    I would call the ones on wheels 'trailers', if the wheels are a permanent part of the building.

    If you can tell us which one of these are closest to what you are thinking of, other people may suggest different terms for any one of these.
  7. blueblooded Member

    Isn't there a general word for all of them?
    If there isn't, then I mostly mean numbers 2 and 3, which I have bolded.
  8. suzi br

    suzi br Senior Member

    English / England
    I cannot tell which ones you bolded (sic) but some of them look like kiosks which is approaching the sound your thread
    started with!
  9. Andygc

    Andygc Senior Member

    British English
    In BE the portable buildings without wheels are known as Portakabins - this is, in fact, a commercial name and is misused in BE in the same was as are Hoover and Biro - so they should be called portable buildings. A prefab is an entirely different thing, built to replace bombed houses at the end of the Second World War. We have prefabricated buildings, but these come in sub-assemblies to make a building bigger than will fit on one road vehicle.

    Adding wheels makes thinking of a generic name difficult. Because of the complexities of our planning laws we have mobile homes which have small wheels which are, in reality, almost useless when it comes to moving them. I don't think that we have one word to fit them all like trailer in AE
  10. Doktor Zlo Member

    Saskatoon, Canada
    English (Canadian)
    "An intermodal container (also container, freight container, ISO container, shipping container, hi-cube container, box, conex box and sea can) is a standardized reusable steel box used for the safe, efficient and secure storage and movement of materials and products within a global containerized intermodal freight transport system."

    "The logistics method employing [intermodal containers] was named Container Express and was abbreviated ConEx."

    Source: http://en.wikipedia.org/wiki/Intermodal_container

    It's not a conex; it's a conex box. The plural is conex boxes.
  11. Cagey post mod (English Only / Latin)

    English - US
    The buildings linked to in post #5 may be called 'conexes' because in some way they resemble ConEx containers, or because they are a building style that began with buildings constructed from containers, however they certainly are not boxes.

    It is possible to find images of conex houses, but there is nothing like the range of styles shown in the link blueblooded provided.

    'Conex' is not widely known or used, as far as I can tell. However, if the proper word is 'conex', I would use 'conexes' as the plural, as I did above.
  12. Myridon

    Myridon Senior Member

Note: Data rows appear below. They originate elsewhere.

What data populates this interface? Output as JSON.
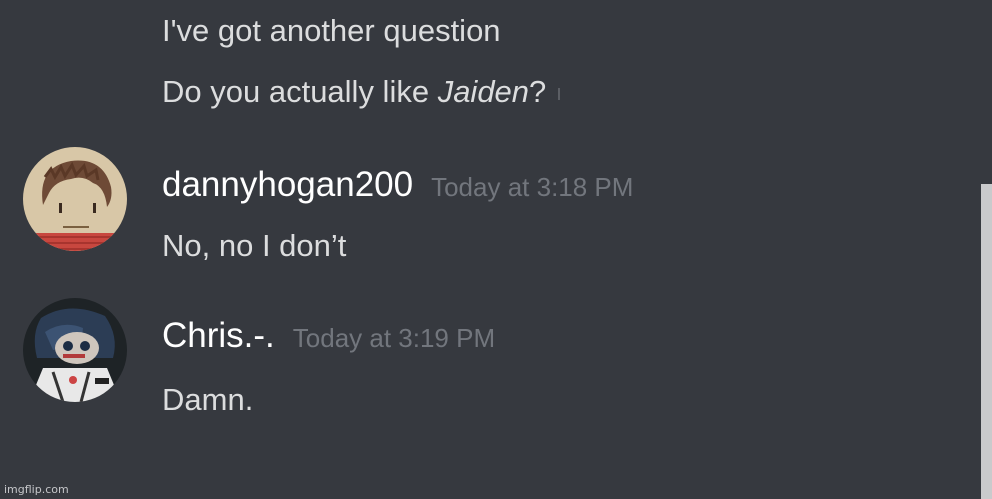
{
  "messages": [
    {
      "text": "I've got another question"
    },
    {
      "pre": "Do you actually like ",
      "italic": "Jaiden",
      "post": "?"
    },
    {
      "username": "dannyhogan200",
      "timestamp": "Today at 3:18 PM",
      "text": "No, no I don’t"
    },
    {
      "username": "Chris.-.",
      "timestamp": "Today at 3:19 PM",
      "text": "Damn."
    }
  ],
  "watermark": "imgflip.com",
  "colors": {
    "background": "#36393f",
    "message_text": "#dcddde",
    "username": "#ffffff",
    "timestamp": "#72767d",
    "scrollbar": "#c9cacc"
  }
}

    English - US
    Google Translate translates the word used in the Google Images link above as "shelter" so I doubt that it is actually related to "Container Express." That would be quite a coincidence. :)
  13. blueblooded Member

    Thanks everyone.

    I think "conex house" can be a good solution as Cagey said.
  14. Andygc

    Andygc Senior Member

    British English
    Not if your readers speak BE - they won't have the faintest idea of what you mean.
  15. Jim2996 Senior Member

    Boston, MA
    American English
    From your pictures I would call all these temporary buildings.

    The "temporary" means that they aren't designed to be in one place forever or to last forever. This temporary could be years, sometimes it turns into decades. At times, it seems to be an ironic/euphemistic for low cost, cheap.
  16. JustKate

    JustKate Moderate Mod

    I (an AmE speaker) wouldn't have the faintest idea what "conex house" means either. The word conex conveys nothing to me at all. I would call most of those structures shown in the images "temporary buildings." A few of them I'd call "trailers" or "mobile homes," and a few - the ones that look a bit like a barn or storage building - I'd call "mini-barns."
  17. waltern Senior Member

    English - USA
    I agree that few English speakers would understand what a "conex house" is - and also think it would only accurately refer to houses actually built from shipping containers, which do exist but must be much rarer then typical mobile/trailer homes and other forms of portable buildings, sheds, etc.
  18. blueblooded Member

    Thanks a lot

    "Temporary building" is perfect for my translation. It completely conveys the meaning.

Share This Page